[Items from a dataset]
────────────────────
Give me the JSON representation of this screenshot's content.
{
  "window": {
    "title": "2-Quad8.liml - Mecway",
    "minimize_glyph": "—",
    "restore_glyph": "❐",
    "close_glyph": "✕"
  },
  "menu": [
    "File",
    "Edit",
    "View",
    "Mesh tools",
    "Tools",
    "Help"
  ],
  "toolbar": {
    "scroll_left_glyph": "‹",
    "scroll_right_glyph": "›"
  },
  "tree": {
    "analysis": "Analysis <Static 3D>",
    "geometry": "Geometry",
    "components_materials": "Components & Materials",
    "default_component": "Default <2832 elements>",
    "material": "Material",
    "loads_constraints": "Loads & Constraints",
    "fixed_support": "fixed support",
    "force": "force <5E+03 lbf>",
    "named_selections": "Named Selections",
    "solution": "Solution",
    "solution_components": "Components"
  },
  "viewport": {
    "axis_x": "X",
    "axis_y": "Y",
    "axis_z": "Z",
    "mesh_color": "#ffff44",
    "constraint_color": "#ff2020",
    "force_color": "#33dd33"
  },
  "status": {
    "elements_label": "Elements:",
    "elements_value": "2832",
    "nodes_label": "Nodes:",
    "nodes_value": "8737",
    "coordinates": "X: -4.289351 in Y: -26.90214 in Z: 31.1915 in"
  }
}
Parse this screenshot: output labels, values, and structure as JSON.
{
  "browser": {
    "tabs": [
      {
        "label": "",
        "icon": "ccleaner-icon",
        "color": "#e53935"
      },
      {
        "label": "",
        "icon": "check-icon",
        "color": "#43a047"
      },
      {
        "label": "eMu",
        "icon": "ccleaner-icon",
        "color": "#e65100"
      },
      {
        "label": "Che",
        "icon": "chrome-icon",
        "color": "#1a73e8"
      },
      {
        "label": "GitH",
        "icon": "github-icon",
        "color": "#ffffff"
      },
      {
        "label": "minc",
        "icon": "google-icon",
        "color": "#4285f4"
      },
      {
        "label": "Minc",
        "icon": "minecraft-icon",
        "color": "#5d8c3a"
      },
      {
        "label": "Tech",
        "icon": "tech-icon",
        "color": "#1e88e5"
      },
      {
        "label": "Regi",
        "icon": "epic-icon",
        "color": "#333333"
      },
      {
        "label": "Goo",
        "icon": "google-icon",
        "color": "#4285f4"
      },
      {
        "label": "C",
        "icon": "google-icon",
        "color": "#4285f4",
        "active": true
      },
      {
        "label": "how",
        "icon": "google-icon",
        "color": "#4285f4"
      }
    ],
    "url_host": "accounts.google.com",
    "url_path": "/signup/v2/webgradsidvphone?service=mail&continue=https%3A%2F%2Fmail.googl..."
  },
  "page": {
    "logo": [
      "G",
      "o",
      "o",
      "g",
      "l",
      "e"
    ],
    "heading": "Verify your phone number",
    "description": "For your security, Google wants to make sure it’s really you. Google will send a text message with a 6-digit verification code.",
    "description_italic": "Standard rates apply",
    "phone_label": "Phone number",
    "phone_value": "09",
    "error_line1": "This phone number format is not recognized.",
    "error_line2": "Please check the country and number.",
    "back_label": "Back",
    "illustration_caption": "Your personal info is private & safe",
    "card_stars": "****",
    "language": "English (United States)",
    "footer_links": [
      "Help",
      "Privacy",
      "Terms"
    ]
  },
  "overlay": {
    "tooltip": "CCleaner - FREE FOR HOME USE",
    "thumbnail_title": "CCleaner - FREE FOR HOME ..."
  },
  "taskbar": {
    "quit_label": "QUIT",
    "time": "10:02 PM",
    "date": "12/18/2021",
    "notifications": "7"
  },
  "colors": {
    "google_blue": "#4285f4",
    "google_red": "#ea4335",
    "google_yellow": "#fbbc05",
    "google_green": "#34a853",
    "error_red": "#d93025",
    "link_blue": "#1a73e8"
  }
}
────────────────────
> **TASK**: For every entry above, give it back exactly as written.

> **ANSWER SECTION**:
Give me the JSON representation of this screenshot's content.
{
  "window": {
    "title": "2-Quad8.liml - Mecway",
    "minimize_glyph": "—",
    "restore_glyph": "❐",
    "close_glyph": "✕"
  },
  "menu": [
    "File",
    "Edit",
    "View",
    "Mesh tools",
    "Tools",
    "Help"
  ],
  "toolbar": {
    "scroll_left_glyph": "‹",
    "scroll_right_glyph": "›"
  },
  "tree": {
    "analysis": "Analysis <Static 3D>",
    "geometry": "Geometry",
    "components_materials": "Components & Materials",
    "default_component": "Default <2832 elements>",
    "material": "Material",
    "loads_constraints": "Loads & Constraints",
    "fixed_support": "fixed support",
    "force": "force <5E+03 lbf>",
    "named_selections": "Named Selections",
    "solution": "Solution",
    "solution_components": "Components"
  },
  "viewport": {
    "axis_x": "X",
    "axis_y": "Y",
    "axis_z": "Z",
    "mesh_color": "#ffff44",
    "constraint_color": "#ff2020",
    "force_color": "#33dd33"
  },
  "status": {
    "elements_label": "Elements:",
    "elements_value": "2832",
    "nodes_label": "Nodes:",
    "nodes_value": "8737",
    "coordinates": "X: -4.289351 in Y: -26.90214 in Z: 31.1915 in"
  }
}
Parse this screenshot: output labels, values, and structure as JSON.
{
  "browser": {
    "tabs": [
      {
        "label": "",
        "icon": "ccleaner-icon",
        "color": "#e53935"
      },
      {
        "label": "",
        "icon": "check-icon",
        "color": "#43a047"
      },
      {
        "label": "eMu",
        "icon": "ccleaner-icon",
        "color": "#e65100"
      },
      {
        "label": "Che",
        "icon": "chrome-icon",
        "color": "#1a73e8"
      },
      {
        "label": "GitH",
        "icon": "github-icon",
        "color": "#ffffff"
      },
      {
        "label": "minc",
        "icon": "google-icon",
        "color": "#4285f4"
      },
      {
        "label": "Minc",
        "icon": "minecraft-icon",
        "color": "#5d8c3a"
      },
      {
        "label": "Tech",
        "icon": "tech-icon",
        "color": "#1e88e5"
      },
      {
        "label": "Regi",
        "icon": "epic-icon",
        "color": "#333333"
      },
      {
        "label": "Goo",
        "icon": "google-icon",
        "color": "#4285f4"
      },
      {
        "label": "C",
        "icon": "google-icon",
        "color": "#4285f4",
        "active": true
      },
      {
        "label": "how",
        "icon": "google-icon",
        "color": "#4285f4"
      }
    ],
    "url_host": "accounts.google.com",
    "url_path": "/signup/v2/webgradsidvphone?service=mail&continue=https%3A%2F%2Fmail.googl..."
  },
  "page": {
    "logo": [
      "G",
      "o",
      "o",
      "g",
      "l",
      "e"
    ],
    "heading": "Verify your phone number",
    "description": "For your security, Google wants to make sure it’s really you. Google will send a text message with a 6-digit verification code.",
    "description_italic": "Standard rates apply",
    "phone_label": "Phone number",
    "phone_value": "09",
    "error_line1": "This phone number format is not recognized.",
    "error_line2": "Please check the country and number.",
    "back_label": "Back",
    "illustration_caption": "Your personal info is private & safe",
    "card_stars": "****",
    "language": "English (United States)",
    "footer_links": [
      "Help",
      "Privacy",
      "Terms"
    ]
  },
  "overlay": {
    "tooltip": "CCleaner - FREE FOR HOME USE",
    "thumbnail_title": "CCleaner - FREE FOR HOME ..."
  },
  "taskbar": {
    "quit_label": "QUIT",
    "time": "10:02 PM",
    "date": "12/18/2021",
    "notifications": "7"
  },
  "colors": {
    "google_blue": "#4285f4",
    "google_red": "#ea4335",
    "google_yellow": "#fbbc05",
    "google_green": "#34a853",
    "error_red": "#d93025",
    "link_blue": "#1a73e8"
  }
}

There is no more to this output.